→ **PROBLEM TO WORK ON**
Output the data verbatim, with nothing added or dropped.

→ **INFORMATION SUPPLIED**
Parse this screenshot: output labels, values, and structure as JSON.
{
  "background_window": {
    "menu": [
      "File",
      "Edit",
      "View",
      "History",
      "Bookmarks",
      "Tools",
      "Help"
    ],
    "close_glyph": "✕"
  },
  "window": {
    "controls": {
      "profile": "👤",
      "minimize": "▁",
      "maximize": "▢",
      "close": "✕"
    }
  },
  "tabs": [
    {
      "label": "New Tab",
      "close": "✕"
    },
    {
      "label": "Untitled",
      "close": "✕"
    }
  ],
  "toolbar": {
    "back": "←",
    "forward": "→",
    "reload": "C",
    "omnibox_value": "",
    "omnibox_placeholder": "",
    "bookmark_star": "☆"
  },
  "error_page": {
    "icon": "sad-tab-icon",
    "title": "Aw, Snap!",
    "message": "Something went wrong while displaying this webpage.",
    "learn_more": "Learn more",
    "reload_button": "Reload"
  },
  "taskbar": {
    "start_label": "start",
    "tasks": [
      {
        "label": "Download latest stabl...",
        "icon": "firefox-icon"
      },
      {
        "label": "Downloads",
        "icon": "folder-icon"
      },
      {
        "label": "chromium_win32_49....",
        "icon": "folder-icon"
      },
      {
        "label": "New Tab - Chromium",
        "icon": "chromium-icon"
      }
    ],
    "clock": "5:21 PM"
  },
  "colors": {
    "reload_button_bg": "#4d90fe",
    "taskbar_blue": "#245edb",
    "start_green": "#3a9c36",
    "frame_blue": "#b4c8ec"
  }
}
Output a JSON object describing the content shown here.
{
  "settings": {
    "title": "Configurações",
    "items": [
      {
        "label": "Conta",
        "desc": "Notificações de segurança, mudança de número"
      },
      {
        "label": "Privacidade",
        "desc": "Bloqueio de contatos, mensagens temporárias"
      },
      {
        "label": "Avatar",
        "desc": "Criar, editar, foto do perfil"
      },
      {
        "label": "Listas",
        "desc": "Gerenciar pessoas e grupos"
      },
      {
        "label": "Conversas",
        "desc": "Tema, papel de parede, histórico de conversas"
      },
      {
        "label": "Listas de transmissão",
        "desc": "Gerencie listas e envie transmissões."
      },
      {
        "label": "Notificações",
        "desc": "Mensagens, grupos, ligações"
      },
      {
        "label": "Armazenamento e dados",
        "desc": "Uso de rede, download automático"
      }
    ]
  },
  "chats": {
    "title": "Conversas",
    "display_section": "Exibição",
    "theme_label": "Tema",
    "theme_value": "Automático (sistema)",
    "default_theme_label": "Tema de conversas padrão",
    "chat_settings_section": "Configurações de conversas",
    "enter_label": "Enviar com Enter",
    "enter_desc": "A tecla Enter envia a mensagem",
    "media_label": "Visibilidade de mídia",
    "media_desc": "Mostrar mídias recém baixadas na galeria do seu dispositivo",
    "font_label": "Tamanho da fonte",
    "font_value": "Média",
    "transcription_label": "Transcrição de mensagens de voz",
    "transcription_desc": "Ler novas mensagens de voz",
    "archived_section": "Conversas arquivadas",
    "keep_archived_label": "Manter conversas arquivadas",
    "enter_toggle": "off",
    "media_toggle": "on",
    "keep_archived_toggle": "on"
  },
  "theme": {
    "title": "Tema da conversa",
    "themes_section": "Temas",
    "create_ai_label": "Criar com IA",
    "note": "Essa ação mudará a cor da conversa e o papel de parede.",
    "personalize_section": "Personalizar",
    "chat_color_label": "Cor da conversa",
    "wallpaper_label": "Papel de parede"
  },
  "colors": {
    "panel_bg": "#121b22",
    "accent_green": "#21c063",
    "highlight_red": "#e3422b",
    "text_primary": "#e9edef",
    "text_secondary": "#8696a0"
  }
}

→ **WRITTEN ANSWER**
Parse this screenshot: output labels, values, and structure as JSON.
{
  "background_window": {
    "menu": [
      "File",
      "Edit",
      "View",
      "History",
      "Bookmarks",
      "Tools",
      "Help"
    ],
    "close_glyph": "✕"
  },
  "window": {
    "controls": {
      "profile": "👤",
      "minimize": "▁",
      "maximize": "▢",
      "close": "✕"
    }
  },
  "tabs": [
    {
      "label": "New Tab",
      "close": "✕"
    },
    {
      "label": "Untitled",
      "close": "✕"
    }
  ],
  "toolbar": {
    "back": "←",
    "forward": "→",
    "reload": "C",
    "omnibox_value": "",
    "omnibox_placeholder": "",
    "bookmark_star": "☆"
  },
  "error_page": {
    "icon": "sad-tab-icon",
    "title": "Aw, Snap!",
    "message": "Something went wrong while displaying this webpage.",
    "learn_more": "Learn more",
    "reload_button": "Reload"
  },
  "taskbar": {
    "start_label": "start",
    "tasks": [
      {
        "label": "Download latest stabl...",
        "icon": "firefox-icon"
      },
      {
        "label": "Downloads",
        "icon": "folder-icon"
      },
      {
        "label": "chromium_win32_49....",
        "icon": "folder-icon"
      },
      {
        "label": "New Tab - Chromium",
        "icon": "chromium-icon"
      }
    ],
    "clock": "5:21 PM"
  },
  "colors": {
    "reload_button_bg": "#4d90fe",
    "taskbar_blue": "#245edb",
    "start_green": "#3a9c36",
    "frame_blue": "#b4c8ec"
  }
}
Output a JSON object describing the content shown here.
{
  "settings": {
    "title": "Configurações",
    "items": [
      {
        "label": "Conta",
        "desc": "Notificações de segurança, mudança de número"
      },
      {
        "label": "Privacidade",
        "desc": "Bloqueio de contatos, mensagens temporárias"
      },
      {
        "label": "Avatar",
        "desc": "Criar, editar, foto do perfil"
      },
      {
        "label": "Listas",
        "desc": "Gerenciar pessoas e grupos"
      },
      {
        "label": "Conversas",
        "desc": "Tema, papel de parede, histórico de conversas"
      },
      {
        "label": "Listas de transmissão",
        "desc": "Gerencie listas e envie transmissões."
      },
      {
        "label": "Notificações",
        "desc": "Mensagens, grupos, ligações"
      },
      {
        "label": "Armazenamento e dados",
        "desc": "Uso de rede, download automático"
      }
    ]
  },
  "chats": {
    "title": "Conversas",
    "display_section": "Exibição",
    "theme_label": "Tema",
    "theme_value": "Automático (sistema)",
    "default_theme_label": "Tema de conversas padrão",
    "chat_settings_section": "Configurações de conversas",
    "enter_label": "Enviar com Enter",
    "enter_desc": "A tecla Enter envia a mensagem",
    "media_label": "Visibilidade de mídia",
    "media_desc": "Mostrar mídias recém baixadas na galeria do seu dispositivo",
    "font_label": "Tamanho da fonte",
    "font_value": "Média",
    "transcription_label": "Transcrição de mensagens de voz",
    "transcription_desc": "Ler novas mensagens de voz",
    "archived_section": "Conversas arquivadas",
    "keep_archived_label": "Manter conversas arquivadas",
    "enter_toggle": "off",
    "media_toggle": "on",
    "keep_archived_toggle": "on"
  },
  "theme": {
    "title": "Tema da conversa",
    "themes_section": "Temas",
    "create_ai_label": "Criar com IA",
    "note": "Essa ação mudará a cor da conversa e o papel de parede.",
    "personalize_section": "Personalizar",
    "chat_color_label": "Cor da conversa",
    "wallpaper_label": "Papel de parede"
  },
  "colors": {
    "panel_bg": "#121b22",
    "accent_green": "#21c063",
    "highlight_red": "#e3422b",
    "text_primary": "#e9edef",
    "text_secondary": "#8696a0"
  }
}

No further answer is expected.